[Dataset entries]
--*--

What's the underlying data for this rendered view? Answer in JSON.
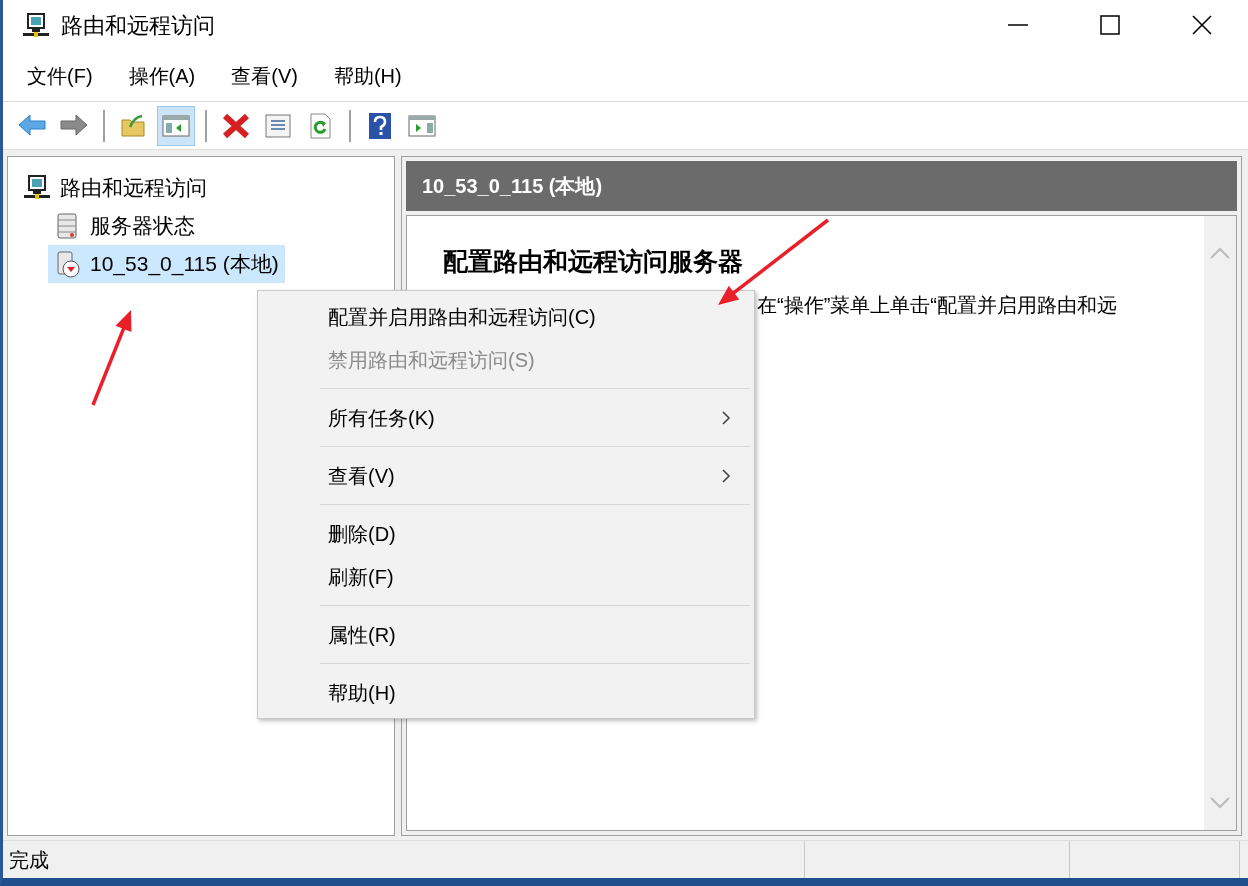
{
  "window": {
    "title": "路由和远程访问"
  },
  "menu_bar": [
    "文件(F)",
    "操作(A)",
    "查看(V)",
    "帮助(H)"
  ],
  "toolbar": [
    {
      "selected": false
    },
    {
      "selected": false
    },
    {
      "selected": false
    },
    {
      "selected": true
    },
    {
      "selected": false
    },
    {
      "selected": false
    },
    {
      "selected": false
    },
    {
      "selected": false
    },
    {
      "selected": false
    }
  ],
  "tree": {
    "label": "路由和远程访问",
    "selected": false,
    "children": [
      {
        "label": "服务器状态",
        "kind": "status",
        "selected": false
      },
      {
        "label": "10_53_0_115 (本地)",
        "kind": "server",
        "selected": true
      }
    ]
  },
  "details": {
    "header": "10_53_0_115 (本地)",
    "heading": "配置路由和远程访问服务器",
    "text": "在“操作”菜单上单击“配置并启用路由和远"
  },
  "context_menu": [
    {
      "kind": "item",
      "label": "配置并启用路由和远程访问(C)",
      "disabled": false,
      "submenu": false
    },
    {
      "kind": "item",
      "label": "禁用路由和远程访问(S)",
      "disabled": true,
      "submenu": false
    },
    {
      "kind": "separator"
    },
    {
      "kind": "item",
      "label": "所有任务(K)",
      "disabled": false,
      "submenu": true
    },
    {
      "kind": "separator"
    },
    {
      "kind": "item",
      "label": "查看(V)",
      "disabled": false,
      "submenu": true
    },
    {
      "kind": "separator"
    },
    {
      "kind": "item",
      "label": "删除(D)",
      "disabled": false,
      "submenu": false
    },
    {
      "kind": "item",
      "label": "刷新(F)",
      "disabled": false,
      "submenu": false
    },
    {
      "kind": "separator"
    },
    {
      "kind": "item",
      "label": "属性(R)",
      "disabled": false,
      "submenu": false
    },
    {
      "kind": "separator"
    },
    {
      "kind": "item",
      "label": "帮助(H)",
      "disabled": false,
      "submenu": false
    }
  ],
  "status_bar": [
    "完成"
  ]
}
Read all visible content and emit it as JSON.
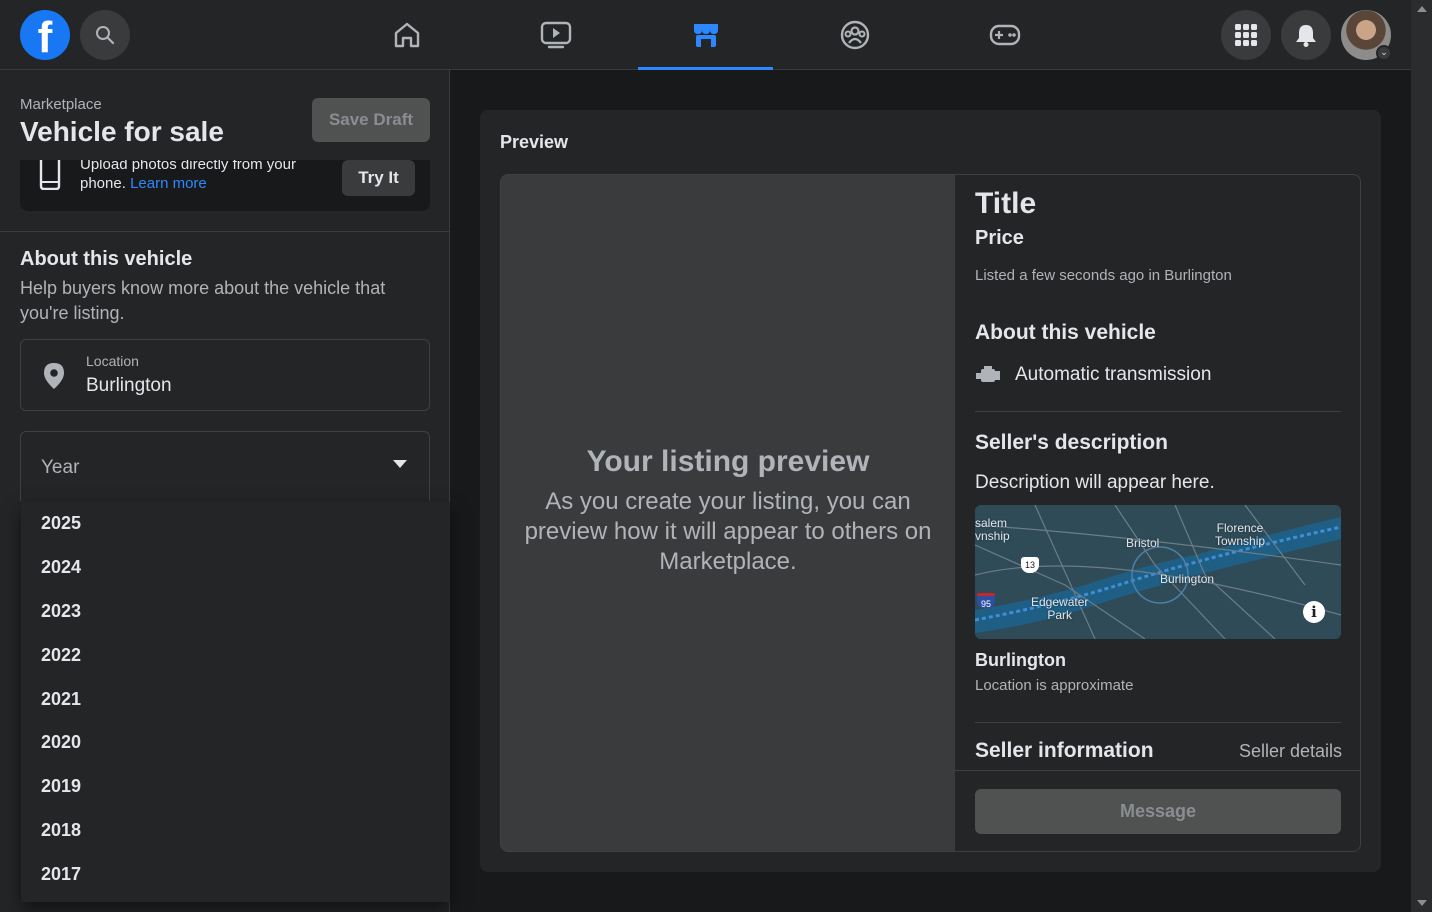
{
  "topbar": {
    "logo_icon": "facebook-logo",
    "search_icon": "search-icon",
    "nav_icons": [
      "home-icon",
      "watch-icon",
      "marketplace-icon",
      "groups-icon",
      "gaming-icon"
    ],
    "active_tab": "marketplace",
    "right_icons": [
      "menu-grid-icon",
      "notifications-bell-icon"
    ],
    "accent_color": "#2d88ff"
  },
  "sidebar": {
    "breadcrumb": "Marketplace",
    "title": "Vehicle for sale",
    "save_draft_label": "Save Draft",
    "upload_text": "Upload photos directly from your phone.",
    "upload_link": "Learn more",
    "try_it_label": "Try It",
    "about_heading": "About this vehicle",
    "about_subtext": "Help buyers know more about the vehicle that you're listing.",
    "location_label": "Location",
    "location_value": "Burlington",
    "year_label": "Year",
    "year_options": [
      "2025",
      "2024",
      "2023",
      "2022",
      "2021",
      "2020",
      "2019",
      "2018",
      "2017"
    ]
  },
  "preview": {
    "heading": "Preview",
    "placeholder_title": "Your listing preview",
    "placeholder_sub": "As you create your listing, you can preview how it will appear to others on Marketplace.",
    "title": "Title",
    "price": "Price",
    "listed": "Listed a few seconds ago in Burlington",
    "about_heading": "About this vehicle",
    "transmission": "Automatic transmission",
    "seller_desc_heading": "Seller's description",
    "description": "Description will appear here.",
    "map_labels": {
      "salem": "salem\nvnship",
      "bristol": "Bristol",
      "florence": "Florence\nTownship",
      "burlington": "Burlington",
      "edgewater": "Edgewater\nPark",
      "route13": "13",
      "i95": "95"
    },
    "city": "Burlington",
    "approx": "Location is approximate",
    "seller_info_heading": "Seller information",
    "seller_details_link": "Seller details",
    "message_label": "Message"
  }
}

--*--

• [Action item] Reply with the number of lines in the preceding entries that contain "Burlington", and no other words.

• [Solution to the exercise] 4